The Trial Begins
The trial of Eva Coo was as dramatic as you'd expect. Crime scene reconstructions have been commonplace since the advent of criminal trials. What was uncommon about this trial was that Harry Wright was exhumed and re-buried multiple times. Each time his corpse was dressed in second hand clothing, and brought to the scene of the murder on Crumhorn Mountain. There it was posed and moved around based on information investigators had collected.
All of the elements came together, and Eva Coo was roundly convicted of the murder of Harry Wright. Coo was convicted of first degree murder, and at the time the mandatory punishment was the death penalty. Clift was found guilty of second degree murder, and was handed a sentence of twenty years to life in prison. She served her time, was released, and never heard from again, presumably changing her name.
Imprisonment and Execution
After the trial, Coo was sent to Sing Sing prison in Ossining, New York where she was put into their "Death House". Appeals to her sentence were filed and overturned. Her date with Old Sparky, the prison's electric chair was set for June 27th, 1935 at 11pm. The date was just over a year from when Harry Wright was murdered.
Coo spent her last day having a self pity party, crying and wailing throughout most of it. She composed herself when 11pm rolled around, and it was time to head to Old Sparky. Her guards seated her strapped her in, and proceeded to exit the execution chamber.
As they left, she cried out: "Goodbye, darlings!" An electrician checked over everything and waited for the warden's signal. When given, Eva Coo's time on Earth came to an end.
After the execution, the presiding warden, Lewis Lawes was critical of how everything went down. He was quoted as saying: “I don’t know if she was innocent or guilty. But I do know she got a rotten deal all around, rotten. And I’m not defending her – she may be guilty as well, but she got a raw deal. Her trial attorneys – do you know what they did to help her lately? Know what? One of them wrote to me, saying he’d like four invitations to her execution. That’s the kind of defense she had.”

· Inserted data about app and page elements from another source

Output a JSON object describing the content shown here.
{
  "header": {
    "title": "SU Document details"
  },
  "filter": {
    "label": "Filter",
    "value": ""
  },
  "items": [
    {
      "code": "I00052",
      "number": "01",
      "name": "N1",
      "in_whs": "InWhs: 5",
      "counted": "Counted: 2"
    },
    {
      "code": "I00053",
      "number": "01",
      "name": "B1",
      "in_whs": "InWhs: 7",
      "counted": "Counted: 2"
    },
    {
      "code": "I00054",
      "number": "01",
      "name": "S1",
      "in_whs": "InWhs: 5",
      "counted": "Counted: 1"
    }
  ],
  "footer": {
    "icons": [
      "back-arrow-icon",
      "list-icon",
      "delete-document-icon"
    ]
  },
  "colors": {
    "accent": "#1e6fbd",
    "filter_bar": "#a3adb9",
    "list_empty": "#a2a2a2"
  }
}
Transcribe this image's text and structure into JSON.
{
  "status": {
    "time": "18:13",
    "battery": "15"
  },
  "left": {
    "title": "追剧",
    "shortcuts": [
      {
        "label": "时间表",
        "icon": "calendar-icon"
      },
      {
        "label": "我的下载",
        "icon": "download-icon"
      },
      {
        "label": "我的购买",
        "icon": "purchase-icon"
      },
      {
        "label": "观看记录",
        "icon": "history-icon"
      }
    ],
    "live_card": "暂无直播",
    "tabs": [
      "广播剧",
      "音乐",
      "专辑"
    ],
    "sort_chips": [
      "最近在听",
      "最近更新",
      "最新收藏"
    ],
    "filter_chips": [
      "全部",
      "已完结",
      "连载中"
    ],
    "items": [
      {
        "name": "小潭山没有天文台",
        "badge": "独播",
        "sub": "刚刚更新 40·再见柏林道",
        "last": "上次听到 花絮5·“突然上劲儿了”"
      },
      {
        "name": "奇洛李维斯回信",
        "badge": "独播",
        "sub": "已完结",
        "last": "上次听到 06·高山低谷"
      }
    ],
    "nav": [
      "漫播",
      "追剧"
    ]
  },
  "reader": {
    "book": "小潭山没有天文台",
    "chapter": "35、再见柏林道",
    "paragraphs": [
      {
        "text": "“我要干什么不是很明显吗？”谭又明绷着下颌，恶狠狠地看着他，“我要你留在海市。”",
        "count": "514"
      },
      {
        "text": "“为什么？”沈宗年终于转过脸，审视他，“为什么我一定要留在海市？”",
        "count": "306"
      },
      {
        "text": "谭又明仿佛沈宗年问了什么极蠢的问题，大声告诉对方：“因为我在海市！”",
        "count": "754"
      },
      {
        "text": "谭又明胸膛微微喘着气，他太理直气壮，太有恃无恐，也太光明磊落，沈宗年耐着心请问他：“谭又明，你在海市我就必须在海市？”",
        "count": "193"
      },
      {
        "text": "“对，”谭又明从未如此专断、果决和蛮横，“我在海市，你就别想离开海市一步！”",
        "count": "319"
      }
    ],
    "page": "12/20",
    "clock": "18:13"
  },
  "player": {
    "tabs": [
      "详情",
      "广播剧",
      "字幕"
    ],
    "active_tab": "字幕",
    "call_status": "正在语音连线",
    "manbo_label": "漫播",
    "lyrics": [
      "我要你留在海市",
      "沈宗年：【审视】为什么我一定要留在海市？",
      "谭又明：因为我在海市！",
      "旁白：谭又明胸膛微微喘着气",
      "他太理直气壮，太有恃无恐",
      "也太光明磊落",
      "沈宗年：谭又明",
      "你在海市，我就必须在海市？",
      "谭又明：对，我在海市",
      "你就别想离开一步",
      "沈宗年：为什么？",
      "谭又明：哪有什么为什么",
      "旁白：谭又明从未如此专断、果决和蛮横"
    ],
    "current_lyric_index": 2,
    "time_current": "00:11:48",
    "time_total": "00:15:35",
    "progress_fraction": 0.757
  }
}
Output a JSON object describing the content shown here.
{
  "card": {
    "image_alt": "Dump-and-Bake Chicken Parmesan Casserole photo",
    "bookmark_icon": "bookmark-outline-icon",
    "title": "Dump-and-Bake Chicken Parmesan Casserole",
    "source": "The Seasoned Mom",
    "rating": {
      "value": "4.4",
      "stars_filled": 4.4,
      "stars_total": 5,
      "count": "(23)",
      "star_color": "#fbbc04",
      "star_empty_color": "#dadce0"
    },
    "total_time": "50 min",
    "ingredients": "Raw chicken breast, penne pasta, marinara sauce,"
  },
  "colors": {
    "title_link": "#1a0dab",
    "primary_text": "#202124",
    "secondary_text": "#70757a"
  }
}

Today, especially locally, the story of Eva Coo is told and told again. There are books, articles, Facebook posts, and even a locally produced film on the topic.
Thank you for following along, darlings! It's been fun putting this on paper for your reading pleasure.